one sister with atypical (precancerous) thyroid and teenager daughter with atypical thyroid
Thanks a lot.
She has no family history of thyroid cancer and also her solitary nodule is mobile and little softish.
No exposure to radiation as well
Just wondering how bad Microcalcification is in terms of increasing the probability of malignancy
we have biopsy scheduled on April 30.
Utahmomma gave you lots of great advice. I'm a case like your wife. I turned out to be the "worst case scenario" though but trust me, I'm going to be fine. Its the calcification that got bugged me in my little 3mm nodule.
Yes, mine grew significantly though once I had the FNA . I think it allowed it to get out. I must say too that mine spread throughout my thyroid glad (internally) while the nodule maintained the same size. All the while I did not feel I had symptoms or strange lab results. I learned later that I probably did feel a bit more run down that usual. I feel super fabulous now!
No gaurantees though that your wife is like me. My doctor said like Utahmamma said ~ chances were on my side. I however worked in a hospital (background radiation) for 5 years and had a 1st cousion with the same condition.
ANother interesting thing about my wife nodule is that she first found it 3 years back. her stupid physician told her to not worry about and didnt even recomend ultrasound.

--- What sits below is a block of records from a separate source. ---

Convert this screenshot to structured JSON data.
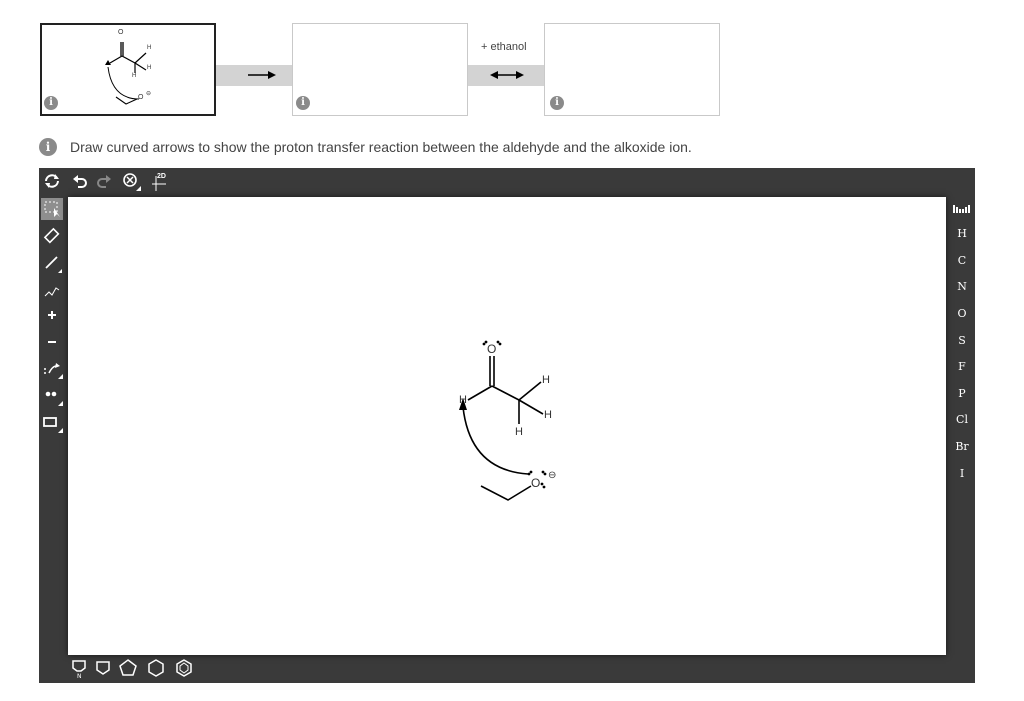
{
  "steps": {
    "connector_label": "+ ethanol",
    "info_glyph": "i"
  },
  "instruction": {
    "text": "Draw curved arrows to show the proton transfer reaction between the aldehyde and the alkoxide ion."
  },
  "molecule": {
    "atom_O": "O",
    "atom_H_aldehyde": "H",
    "atom_H_top": "H",
    "atom_H_right": "H",
    "atom_H_bottom": "H",
    "atom_O_alkoxide": "O",
    "charge": "⊖"
  },
  "toolbar": {
    "view_2d_label": "2D"
  },
  "elements": [
    "H",
    "C",
    "N",
    "O",
    "S",
    "F",
    "P",
    "Cl",
    "Br",
    "I"
  ],
  "icons": {
    "top": [
      "refresh-icon",
      "undo-icon",
      "redo-icon",
      "zoom-reset-icon",
      "2d-view-icon"
    ],
    "left": [
      "select-icon",
      "eraser-icon",
      "bond-icon",
      "chain-icon",
      "plus-charge-icon",
      "minus-charge-icon",
      "curved-arrow-icon",
      "lone-pair-icon",
      "rectangle-icon"
    ],
    "bottom": [
      "pyranose-icon",
      "square-ring-icon",
      "pentagon-ring-icon",
      "hexagon-ring-icon",
      "benzene-icon"
    ]
  }
}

As per my wife the nodule in three years hasnt grown at all (which is again based on her physical exam, not by unltrasound)

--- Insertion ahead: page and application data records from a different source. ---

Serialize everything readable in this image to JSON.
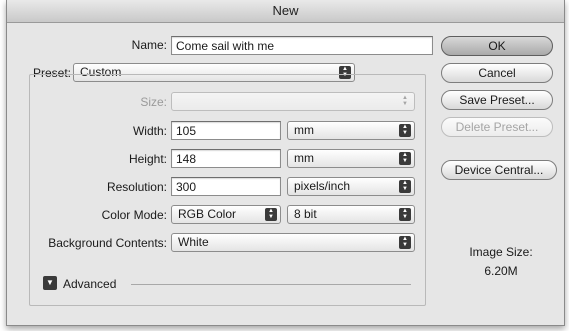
{
  "dialog": {
    "title": "New"
  },
  "name": {
    "label": "Name:",
    "value": "Come sail with me"
  },
  "preset": {
    "label": "Preset:",
    "value": "Custom"
  },
  "size": {
    "label": "Size:",
    "value": ""
  },
  "width": {
    "label": "Width:",
    "value": "105",
    "unit": "mm"
  },
  "height": {
    "label": "Height:",
    "value": "148",
    "unit": "mm"
  },
  "resolution": {
    "label": "Resolution:",
    "value": "300",
    "unit": "pixels/inch"
  },
  "color_mode": {
    "label": "Color Mode:",
    "value": "RGB Color",
    "depth": "8 bit"
  },
  "background": {
    "label": "Background Contents:",
    "value": "White"
  },
  "advanced": {
    "label": "Advanced"
  },
  "buttons": {
    "ok": "OK",
    "cancel": "Cancel",
    "save_preset": "Save Preset...",
    "delete_preset": "Delete Preset...",
    "device_central": "Device Central..."
  },
  "image_size": {
    "label": "Image Size:",
    "value": "6.20M"
  },
  "icons": {
    "popup_arrows": "up-down-arrows-icon",
    "disclosure": "disclosure-triangle-icon"
  }
}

Nodule is around 2.9 cm X 1.5 X 2.8 cm
IS it possible that malignant nodule of this size for three years doest not cause an symptomp at all?
The first TWO doctors I seen told me via physical examination that I should not worry based on my age and the stats. Thats nice but please, tell me only becasue you ruled the "ugly" out. 3rd times a charm, I finally find a doctor who gave me an ultrasound and a FNA. When he said dont worry, he was going to mean it. My surgeon in fact said they would have NEVER found my cancer based on its location having your routine physicals in our ordinary doctors office. I had a complete physical in a hospital that included a corrited (spelling?) artery ultrasound for a new job. Close enough to the thyroid to see the calcification.

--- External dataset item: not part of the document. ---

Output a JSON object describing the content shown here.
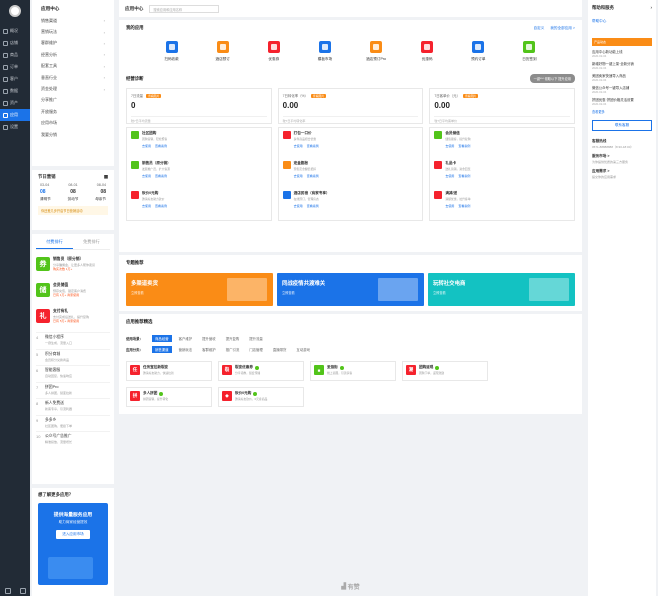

I'd say get an Endocrinologist appt for your wife. Stop worrying what if once and for all and find out definitively.
Her nodule is actually on the large side. Mine was *never* found on physical exams - I had a full body scan and it was found on that. My doctor humored me and ordered the ultrasound. I had no calcification yet my 5mm, complex nodule just "didn't feel right" to me and I insisted on being aggressive and get it out. It was so deep and small that none of the doctors who examined me before surgery could feel anything.
Three of my sisters have thyroid cancer too - none with calcification. We also didn't have a family history of thyroid cancer . . . until me. :-)
Usually there are NO symptoms with thyroid cancer (or abnormal labs).
Stay tough for each other and *talk to each other* about all of this!
Copyright 1994-2016 MedHelp International. All rights reserved.
MedHelp is a division of Aptus Health.
This site complies with the HONcode standard for trustworthy health information.
The Content on this Site is presented in a summary fashion, and is intended to be used for educational and entertainment purposes only. It is not intended to be and should not be interpreted as medical advice or a diagnosis of any health or fitness problem, condition or disease; or a recommendation for a specific test, doctor, care provider, procedure, treatment plan, product, or course of action. Med Help International, Inc. is not a medical or healthcare provider and your use of this Site does not create a doctor / patient relationship. We disclaim all responsibility for the professional qualifications and licensing of, and services provided by, any physician or other health providers posting on or otherwise referred to on this Site and/or any Third Party Site. Never disregard the medical advice of your physician or health professional, or delay in seeking such advice, because of something you read on this Site. We offer this Site AS IS and without any warranties. By using this Site you agree to the following Terms and Conditions. If you think you may have a medical emergency, call your physician or 911 immediately.